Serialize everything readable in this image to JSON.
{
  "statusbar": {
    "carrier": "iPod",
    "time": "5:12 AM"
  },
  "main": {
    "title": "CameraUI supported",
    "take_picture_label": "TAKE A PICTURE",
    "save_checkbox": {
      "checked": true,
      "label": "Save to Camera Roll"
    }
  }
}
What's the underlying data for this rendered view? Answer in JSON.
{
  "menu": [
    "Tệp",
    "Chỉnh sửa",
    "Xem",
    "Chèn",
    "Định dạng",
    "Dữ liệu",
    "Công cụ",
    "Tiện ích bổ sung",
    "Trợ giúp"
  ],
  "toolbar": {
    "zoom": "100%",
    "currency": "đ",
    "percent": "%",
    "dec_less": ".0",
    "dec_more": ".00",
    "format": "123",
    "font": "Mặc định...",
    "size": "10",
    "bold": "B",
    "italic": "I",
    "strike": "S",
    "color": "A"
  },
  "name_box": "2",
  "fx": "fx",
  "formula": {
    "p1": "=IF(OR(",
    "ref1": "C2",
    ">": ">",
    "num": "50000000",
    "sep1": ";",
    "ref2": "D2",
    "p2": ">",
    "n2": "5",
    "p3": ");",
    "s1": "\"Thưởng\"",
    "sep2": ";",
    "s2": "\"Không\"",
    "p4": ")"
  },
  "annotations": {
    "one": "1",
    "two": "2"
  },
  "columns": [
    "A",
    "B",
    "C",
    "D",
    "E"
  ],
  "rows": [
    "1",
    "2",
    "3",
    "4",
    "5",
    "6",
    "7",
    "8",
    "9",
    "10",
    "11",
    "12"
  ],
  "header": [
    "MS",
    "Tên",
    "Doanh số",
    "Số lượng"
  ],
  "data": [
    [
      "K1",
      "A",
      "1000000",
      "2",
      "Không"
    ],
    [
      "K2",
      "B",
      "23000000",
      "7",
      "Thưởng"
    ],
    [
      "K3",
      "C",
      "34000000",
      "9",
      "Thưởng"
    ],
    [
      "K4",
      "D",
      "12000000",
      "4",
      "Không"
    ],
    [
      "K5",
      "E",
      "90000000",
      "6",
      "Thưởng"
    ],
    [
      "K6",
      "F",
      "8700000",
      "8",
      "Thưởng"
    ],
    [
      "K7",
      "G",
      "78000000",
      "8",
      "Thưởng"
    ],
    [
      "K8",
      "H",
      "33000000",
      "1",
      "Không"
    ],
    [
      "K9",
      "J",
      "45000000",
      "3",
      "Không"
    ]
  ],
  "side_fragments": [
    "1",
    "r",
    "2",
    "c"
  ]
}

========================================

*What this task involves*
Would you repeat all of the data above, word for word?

*Result*
Serialize everything readable in this image to JSON.
{
  "statusbar": {
    "carrier": "iPod",
    "time": "5:12 AM"
  },
  "main": {
    "title": "CameraUI supported",
    "take_picture_label": "TAKE A PICTURE",
    "save_checkbox": {
      "checked": true,
      "label": "Save to Camera Roll"
    }
  }
}
What's the underlying data for this rendered view? Answer in JSON.
{
  "menu": [
    "Tệp",
    "Chỉnh sửa",
    "Xem",
    "Chèn",
    "Định dạng",
    "Dữ liệu",
    "Công cụ",
    "Tiện ích bổ sung",
    "Trợ giúp"
  ],
  "toolbar": {
    "zoom": "100%",
    "currency": "đ",
    "percent": "%",
    "dec_less": ".0",
    "dec_more": ".00",
    "format": "123",
    "font": "Mặc định...",
    "size": "10",
    "bold": "B",
    "italic": "I",
    "strike": "S",
    "color": "A"
  },
  "name_box": "2",
  "fx": "fx",
  "formula": {
    "p1": "=IF(OR(",
    "ref1": "C2",
    ">": ">",
    "num": "50000000",
    "sep1": ";",
    "ref2": "D2",
    "p2": ">",
    "n2": "5",
    "p3": ");",
    "s1": "\"Thưởng\"",
    "sep2": ";",
    "s2": "\"Không\"",
    "p4": ")"
  },
  "annotations": {
    "one": "1",
    "two": "2"
  },
  "columns": [
    "A",
    "B",
    "C",
    "D",
    "E"
  ],
  "rows": [
    "1",
    "2",
    "3",
    "4",
    "5",
    "6",
    "7",
    "8",
    "9",
    "10",
    "11",
    "12"
  ],
  "header": [
    "MS",
    "Tên",
    "Doanh số",
    "Số lượng"
  ],
  "data": [
    [
      "K1",
      "A",
      "1000000",
      "2",
      "Không"
    ],
    [
      "K2",
      "B",
      "23000000",
      "7",
      "Thưởng"
    ],
    [
      "K3",
      "C",
      "34000000",
      "9",
      "Thưởng"
    ],
    [
      "K4",
      "D",
      "12000000",
      "4",
      "Không"
    ],
    [
      "K5",
      "E",
      "90000000",
      "6",
      "Thưởng"
    ],
    [
      "K6",
      "F",
      "8700000",
      "8",
      "Thưởng"
    ],
    [
      "K7",
      "G",
      "78000000",
      "8",
      "Thưởng"
    ],
    [
      "K8",
      "H",
      "33000000",
      "1",
      "Không"
    ],
    [
      "K9",
      "J",
      "45000000",
      "3",
      "Không"
    ]
  ],
  "side_fragments": [
    "1",
    "r",
    "2",
    "c"
  ]
}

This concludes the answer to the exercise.